= Aim of the task =
Would you set down every entry again, exactly as written?

= Material for this exercise =
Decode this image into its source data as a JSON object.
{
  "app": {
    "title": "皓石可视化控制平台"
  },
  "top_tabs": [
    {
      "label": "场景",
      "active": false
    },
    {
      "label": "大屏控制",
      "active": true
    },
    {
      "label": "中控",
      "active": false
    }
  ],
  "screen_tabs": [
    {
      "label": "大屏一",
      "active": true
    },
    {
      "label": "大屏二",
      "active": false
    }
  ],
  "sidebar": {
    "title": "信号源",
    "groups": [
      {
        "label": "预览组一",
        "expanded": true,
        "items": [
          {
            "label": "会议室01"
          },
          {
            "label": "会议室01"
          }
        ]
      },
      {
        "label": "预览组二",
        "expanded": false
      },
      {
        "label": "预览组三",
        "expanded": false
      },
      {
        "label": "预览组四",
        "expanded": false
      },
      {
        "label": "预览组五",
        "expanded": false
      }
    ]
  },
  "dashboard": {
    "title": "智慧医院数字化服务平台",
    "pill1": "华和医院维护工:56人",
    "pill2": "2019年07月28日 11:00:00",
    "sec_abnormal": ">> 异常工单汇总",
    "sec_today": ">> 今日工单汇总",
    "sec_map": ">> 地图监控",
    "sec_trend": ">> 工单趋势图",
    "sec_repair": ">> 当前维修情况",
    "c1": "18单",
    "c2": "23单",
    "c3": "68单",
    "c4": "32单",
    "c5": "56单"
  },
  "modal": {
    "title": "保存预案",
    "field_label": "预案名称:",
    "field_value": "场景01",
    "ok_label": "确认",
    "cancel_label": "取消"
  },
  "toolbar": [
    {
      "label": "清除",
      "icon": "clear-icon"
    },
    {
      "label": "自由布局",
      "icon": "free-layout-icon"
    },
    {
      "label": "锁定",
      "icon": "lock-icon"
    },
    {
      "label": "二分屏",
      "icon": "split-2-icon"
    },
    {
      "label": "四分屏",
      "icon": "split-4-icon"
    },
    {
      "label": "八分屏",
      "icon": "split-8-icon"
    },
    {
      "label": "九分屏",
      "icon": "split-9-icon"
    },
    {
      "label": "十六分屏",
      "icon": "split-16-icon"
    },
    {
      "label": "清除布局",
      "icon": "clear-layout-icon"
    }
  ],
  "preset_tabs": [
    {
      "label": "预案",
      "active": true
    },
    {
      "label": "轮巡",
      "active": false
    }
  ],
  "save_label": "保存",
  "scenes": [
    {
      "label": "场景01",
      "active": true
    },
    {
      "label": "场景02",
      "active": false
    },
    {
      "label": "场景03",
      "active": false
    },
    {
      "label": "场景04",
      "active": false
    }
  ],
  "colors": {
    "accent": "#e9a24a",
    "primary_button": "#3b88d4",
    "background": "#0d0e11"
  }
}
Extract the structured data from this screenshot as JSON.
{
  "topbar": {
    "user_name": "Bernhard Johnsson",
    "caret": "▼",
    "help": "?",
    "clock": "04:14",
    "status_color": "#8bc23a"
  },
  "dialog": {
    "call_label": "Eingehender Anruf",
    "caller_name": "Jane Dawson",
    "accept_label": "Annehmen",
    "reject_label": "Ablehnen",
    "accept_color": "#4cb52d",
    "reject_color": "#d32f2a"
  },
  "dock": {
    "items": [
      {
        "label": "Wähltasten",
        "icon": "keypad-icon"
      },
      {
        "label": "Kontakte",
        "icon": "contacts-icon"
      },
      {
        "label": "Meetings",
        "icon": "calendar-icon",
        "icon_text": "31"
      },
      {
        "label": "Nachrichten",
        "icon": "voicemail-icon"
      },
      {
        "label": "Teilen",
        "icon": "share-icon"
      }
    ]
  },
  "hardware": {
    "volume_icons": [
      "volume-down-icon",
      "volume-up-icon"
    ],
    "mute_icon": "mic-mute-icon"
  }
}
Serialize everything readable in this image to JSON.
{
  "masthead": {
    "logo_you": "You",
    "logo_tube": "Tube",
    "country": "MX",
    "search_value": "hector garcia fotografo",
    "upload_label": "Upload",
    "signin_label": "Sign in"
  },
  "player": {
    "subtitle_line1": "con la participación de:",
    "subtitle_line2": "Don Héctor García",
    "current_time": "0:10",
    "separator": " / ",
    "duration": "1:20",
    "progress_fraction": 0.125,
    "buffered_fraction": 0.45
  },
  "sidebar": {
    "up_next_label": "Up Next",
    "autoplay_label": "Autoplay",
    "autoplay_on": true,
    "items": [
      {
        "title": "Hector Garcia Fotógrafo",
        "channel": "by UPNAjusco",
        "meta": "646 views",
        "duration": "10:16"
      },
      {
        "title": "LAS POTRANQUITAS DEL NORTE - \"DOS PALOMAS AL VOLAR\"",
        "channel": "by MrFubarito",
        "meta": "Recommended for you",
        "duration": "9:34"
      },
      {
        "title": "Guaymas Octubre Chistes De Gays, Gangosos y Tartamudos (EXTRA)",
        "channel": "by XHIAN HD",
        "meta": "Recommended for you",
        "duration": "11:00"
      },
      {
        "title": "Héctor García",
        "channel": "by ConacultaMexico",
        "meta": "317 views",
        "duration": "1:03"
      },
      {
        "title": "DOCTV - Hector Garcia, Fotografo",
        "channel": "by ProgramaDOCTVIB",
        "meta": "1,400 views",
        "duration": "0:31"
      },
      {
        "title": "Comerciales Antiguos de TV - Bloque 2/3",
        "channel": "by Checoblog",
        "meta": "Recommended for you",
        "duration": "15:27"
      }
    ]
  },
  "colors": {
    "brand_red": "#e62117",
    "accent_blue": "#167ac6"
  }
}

= Solution to this problem =
Decode this image into its source data as a JSON object.
{
  "app": {
    "title": "皓石可视化控制平台"
  },
  "top_tabs": [
    {
      "label": "场景",
      "active": false
    },
    {
      "label": "大屏控制",
      "active": true
    },
    {
      "label": "中控",
      "active": false
    }
  ],
  "screen_tabs": [
    {
      "label": "大屏一",
      "active": true
    },
    {
      "label": "大屏二",
      "active": false
    }
  ],
  "sidebar": {
    "title": "信号源",
    "groups": [
      {
        "label": "预览组一",
        "expanded": true,
        "items": [
          {
            "label": "会议室01"
          },
          {
            "label": "会议室01"
          }
        ]
      },
      {
        "label": "预览组二",
        "expanded": false
      },
      {
        "label": "预览组三",
        "expanded": false
      },
      {
        "label": "预览组四",
        "expanded": false
      },
      {
        "label": "预览组五",
        "expanded": false
      }
    ]
  },
  "dashboard": {
    "title": "智慧医院数字化服务平台",
    "pill1": "华和医院维护工:56人",
    "pill2": "2019年07月28日 11:00:00",
    "sec_abnormal": ">> 异常工单汇总",
    "sec_today": ">> 今日工单汇总",
    "sec_map": ">> 地图监控",
    "sec_trend": ">> 工单趋势图",
    "sec_repair": ">> 当前维修情况",
    "c1": "18单",
    "c2": "23单",
    "c3": "68单",
    "c4": "32单",
    "c5": "56单"
  },
  "modal": {
    "title": "保存预案",
    "field_label": "预案名称:",
    "field_value": "场景01",
    "ok_label": "确认",
    "cancel_label": "取消"
  },
  "toolbar": [
    {
      "label": "清除",
      "icon": "clear-icon"
    },
    {
      "label": "自由布局",
      "icon": "free-layout-icon"
    },
    {
      "label": "锁定",
      "icon": "lock-icon"
    },
    {
      "label": "二分屏",
      "icon": "split-2-icon"
    },
    {
      "label": "四分屏",
      "icon": "split-4-icon"
    },
    {
      "label": "八分屏",
      "icon": "split-8-icon"
    },
    {
      "label": "九分屏",
      "icon": "split-9-icon"
    },
    {
      "label": "十六分屏",
      "icon": "split-16-icon"
    },
    {
      "label": "清除布局",
      "icon": "clear-layout-icon"
    }
  ],
  "preset_tabs": [
    {
      "label": "预案",
      "active": true
    },
    {
      "label": "轮巡",
      "active": false
    }
  ],
  "save_label": "保存",
  "scenes": [
    {
      "label": "场景01",
      "active": true
    },
    {
      "label": "场景02",
      "active": false
    },
    {
      "label": "场景03",
      "active": false
    },
    {
      "label": "场景04",
      "active": false
    }
  ],
  "colors": {
    "accent": "#e9a24a",
    "primary_button": "#3b88d4",
    "background": "#0d0e11"
  }
}
Extract the structured data from this screenshot as JSON.
{
  "topbar": {
    "user_name": "Bernhard Johnsson",
    "caret": "▼",
    "help": "?",
    "clock": "04:14",
    "status_color": "#8bc23a"
  },
  "dialog": {
    "call_label": "Eingehender Anruf",
    "caller_name": "Jane Dawson",
    "accept_label": "Annehmen",
    "reject_label": "Ablehnen",
    "accept_color": "#4cb52d",
    "reject_color": "#d32f2a"
  },
  "dock": {
    "items": [
      {
        "label": "Wähltasten",
        "icon": "keypad-icon"
      },
      {
        "label": "Kontakte",
        "icon": "contacts-icon"
      },
      {
        "label": "Meetings",
        "icon": "calendar-icon",
        "icon_text": "31"
      },
      {
        "label": "Nachrichten",
        "icon": "voicemail-icon"
      },
      {
        "label": "Teilen",
        "icon": "share-icon"
      }
    ]
  },
  "hardware": {
    "volume_icons": [
      "volume-down-icon",
      "volume-up-icon"
    ],
    "mute_icon": "mic-mute-icon"
  }
}
Serialize everything readable in this image to JSON.
{
  "masthead": {
    "logo_you": "You",
    "logo_tube": "Tube",
    "country": "MX",
    "search_value": "hector garcia fotografo",
    "upload_label": "Upload",
    "signin_label": "Sign in"
  },
  "player": {
    "subtitle_line1": "con la participación de:",
    "subtitle_line2": "Don Héctor García",
    "current_time": "0:10",
    "separator": " / ",
    "duration": "1:20",
    "progress_fraction": 0.125,
    "buffered_fraction": 0.45
  },
  "sidebar": {
    "up_next_label": "Up Next",
    "autoplay_label": "Autoplay",
    "autoplay_on": true,
    "items": [
      {
        "title": "Hector Garcia Fotógrafo",
        "channel": "by UPNAjusco",
        "meta": "646 views",
        "duration": "10:16"
      },
      {
        "title": "LAS POTRANQUITAS DEL NORTE - \"DOS PALOMAS AL VOLAR\"",
        "channel": "by MrFubarito",
        "meta": "Recommended for you",
        "duration": "9:34"
      },
      {
        "title": "Guaymas Octubre Chistes De Gays, Gangosos y Tartamudos (EXTRA)",
        "channel": "by XHIAN HD",
        "meta": "Recommended for you",
        "duration": "11:00"
      },
      {
        "title": "Héctor García",
        "channel": "by ConacultaMexico",
        "meta": "317 views",
        "duration": "1:03"
      },
      {
        "title": "DOCTV - Hector Garcia, Fotografo",
        "channel": "by ProgramaDOCTVIB",
        "meta": "1,400 views",
        "duration": "0:31"
      },
      {
        "title": "Comerciales Antiguos de TV - Bloque 2/3",
        "channel": "by Checoblog",
        "meta": "Recommended for you",
        "duration": "15:27"
      }
    ]
  },
  "colors": {
    "brand_red": "#e62117",
    "accent_blue": "#167ac6"
  }
}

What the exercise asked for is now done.